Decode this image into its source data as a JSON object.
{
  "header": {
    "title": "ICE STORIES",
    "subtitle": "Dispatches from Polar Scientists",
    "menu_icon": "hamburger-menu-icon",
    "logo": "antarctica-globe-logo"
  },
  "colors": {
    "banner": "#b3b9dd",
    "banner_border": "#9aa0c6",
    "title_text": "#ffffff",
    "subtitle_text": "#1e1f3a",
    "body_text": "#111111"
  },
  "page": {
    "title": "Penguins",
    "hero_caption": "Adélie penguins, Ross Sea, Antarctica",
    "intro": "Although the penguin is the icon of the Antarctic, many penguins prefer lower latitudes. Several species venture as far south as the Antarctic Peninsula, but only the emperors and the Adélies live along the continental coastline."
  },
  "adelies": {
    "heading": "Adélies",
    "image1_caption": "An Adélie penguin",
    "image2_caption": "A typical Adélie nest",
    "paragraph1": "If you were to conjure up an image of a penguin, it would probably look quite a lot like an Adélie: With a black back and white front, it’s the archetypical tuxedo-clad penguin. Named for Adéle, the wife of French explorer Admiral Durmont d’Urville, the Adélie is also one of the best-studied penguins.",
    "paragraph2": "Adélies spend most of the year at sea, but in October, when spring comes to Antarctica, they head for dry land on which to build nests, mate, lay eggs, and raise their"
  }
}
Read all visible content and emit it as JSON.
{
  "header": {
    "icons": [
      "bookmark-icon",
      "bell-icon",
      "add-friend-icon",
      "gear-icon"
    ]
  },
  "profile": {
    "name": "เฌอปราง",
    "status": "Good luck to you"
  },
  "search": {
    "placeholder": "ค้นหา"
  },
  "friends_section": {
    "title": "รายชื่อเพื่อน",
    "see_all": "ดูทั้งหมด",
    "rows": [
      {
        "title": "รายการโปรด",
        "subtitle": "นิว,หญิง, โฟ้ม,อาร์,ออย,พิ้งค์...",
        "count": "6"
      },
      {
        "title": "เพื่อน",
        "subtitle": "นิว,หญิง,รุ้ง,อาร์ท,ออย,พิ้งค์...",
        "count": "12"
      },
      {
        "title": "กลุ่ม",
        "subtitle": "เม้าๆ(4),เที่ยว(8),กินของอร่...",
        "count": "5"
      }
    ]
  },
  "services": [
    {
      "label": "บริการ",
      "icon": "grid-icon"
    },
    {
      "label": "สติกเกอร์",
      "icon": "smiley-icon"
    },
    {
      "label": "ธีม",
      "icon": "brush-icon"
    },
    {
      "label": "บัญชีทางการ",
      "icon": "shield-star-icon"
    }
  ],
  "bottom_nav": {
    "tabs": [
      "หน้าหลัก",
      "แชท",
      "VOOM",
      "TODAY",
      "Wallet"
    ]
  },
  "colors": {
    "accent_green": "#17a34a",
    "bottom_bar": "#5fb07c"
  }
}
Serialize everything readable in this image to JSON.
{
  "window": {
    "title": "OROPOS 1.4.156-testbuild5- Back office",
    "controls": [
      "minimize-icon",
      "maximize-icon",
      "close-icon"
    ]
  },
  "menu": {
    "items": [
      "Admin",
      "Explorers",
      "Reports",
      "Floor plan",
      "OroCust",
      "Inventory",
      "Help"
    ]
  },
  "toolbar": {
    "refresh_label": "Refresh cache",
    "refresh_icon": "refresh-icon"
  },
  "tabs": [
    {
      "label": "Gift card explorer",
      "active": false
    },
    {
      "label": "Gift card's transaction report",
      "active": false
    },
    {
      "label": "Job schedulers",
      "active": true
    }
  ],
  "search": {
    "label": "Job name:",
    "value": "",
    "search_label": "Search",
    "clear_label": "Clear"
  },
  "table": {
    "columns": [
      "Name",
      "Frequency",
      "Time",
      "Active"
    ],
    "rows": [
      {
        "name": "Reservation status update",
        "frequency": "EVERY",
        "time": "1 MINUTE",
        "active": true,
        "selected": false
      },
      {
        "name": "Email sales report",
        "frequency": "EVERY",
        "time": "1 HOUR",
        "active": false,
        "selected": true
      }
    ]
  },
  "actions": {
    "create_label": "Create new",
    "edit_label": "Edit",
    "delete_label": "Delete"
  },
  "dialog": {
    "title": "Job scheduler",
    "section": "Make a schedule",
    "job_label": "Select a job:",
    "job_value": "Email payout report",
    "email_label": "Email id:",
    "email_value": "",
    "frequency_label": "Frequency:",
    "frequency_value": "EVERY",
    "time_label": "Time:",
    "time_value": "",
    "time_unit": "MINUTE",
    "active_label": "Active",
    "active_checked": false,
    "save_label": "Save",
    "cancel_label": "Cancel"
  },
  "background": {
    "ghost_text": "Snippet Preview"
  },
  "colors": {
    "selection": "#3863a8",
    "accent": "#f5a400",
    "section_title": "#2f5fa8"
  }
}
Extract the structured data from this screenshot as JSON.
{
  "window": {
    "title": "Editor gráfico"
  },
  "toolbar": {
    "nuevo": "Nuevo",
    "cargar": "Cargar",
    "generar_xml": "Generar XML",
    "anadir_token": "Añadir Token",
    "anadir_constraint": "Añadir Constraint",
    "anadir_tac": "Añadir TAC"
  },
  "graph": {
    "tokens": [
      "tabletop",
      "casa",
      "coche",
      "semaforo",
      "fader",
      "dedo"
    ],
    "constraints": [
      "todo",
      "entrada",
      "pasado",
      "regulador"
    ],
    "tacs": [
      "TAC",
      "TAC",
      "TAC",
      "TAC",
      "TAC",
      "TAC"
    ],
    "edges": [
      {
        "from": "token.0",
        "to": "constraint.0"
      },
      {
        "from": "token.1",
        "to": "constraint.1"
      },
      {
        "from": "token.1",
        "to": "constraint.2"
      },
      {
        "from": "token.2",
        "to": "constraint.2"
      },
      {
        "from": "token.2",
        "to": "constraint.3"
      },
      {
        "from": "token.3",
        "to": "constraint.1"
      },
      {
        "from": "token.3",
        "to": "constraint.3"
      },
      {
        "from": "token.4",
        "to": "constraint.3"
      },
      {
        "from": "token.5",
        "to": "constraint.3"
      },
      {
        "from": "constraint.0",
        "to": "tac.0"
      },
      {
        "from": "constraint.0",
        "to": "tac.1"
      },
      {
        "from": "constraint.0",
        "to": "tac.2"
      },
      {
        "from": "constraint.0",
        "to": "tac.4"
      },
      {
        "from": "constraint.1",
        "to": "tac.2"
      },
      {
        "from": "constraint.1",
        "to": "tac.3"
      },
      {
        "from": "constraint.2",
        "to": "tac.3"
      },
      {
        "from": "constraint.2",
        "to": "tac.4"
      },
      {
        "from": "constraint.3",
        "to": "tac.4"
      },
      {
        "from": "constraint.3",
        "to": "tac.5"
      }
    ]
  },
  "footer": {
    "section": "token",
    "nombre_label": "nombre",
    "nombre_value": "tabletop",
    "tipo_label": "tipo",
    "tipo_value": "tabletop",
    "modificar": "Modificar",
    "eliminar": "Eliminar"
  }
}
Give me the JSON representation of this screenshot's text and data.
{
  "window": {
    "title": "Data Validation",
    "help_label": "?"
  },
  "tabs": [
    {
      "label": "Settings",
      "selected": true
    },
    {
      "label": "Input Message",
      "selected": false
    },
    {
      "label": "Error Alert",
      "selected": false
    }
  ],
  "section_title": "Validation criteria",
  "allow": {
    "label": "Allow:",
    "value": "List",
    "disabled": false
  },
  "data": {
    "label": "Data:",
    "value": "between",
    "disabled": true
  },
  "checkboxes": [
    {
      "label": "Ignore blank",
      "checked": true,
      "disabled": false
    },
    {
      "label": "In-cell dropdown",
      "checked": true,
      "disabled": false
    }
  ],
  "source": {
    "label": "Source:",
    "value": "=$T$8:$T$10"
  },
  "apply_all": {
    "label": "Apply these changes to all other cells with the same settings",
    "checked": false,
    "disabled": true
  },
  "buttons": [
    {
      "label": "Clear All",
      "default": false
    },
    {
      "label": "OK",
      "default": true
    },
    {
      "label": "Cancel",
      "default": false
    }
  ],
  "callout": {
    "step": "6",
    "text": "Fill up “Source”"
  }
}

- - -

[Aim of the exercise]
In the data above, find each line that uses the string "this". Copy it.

[Expected answer]
Decode this image into its source data as a JSON object.
Serialize everything readable in this image to JSON.
Extract the structured data from this screenshot as JSON.
Give me the JSON representation of this screenshot's text and data.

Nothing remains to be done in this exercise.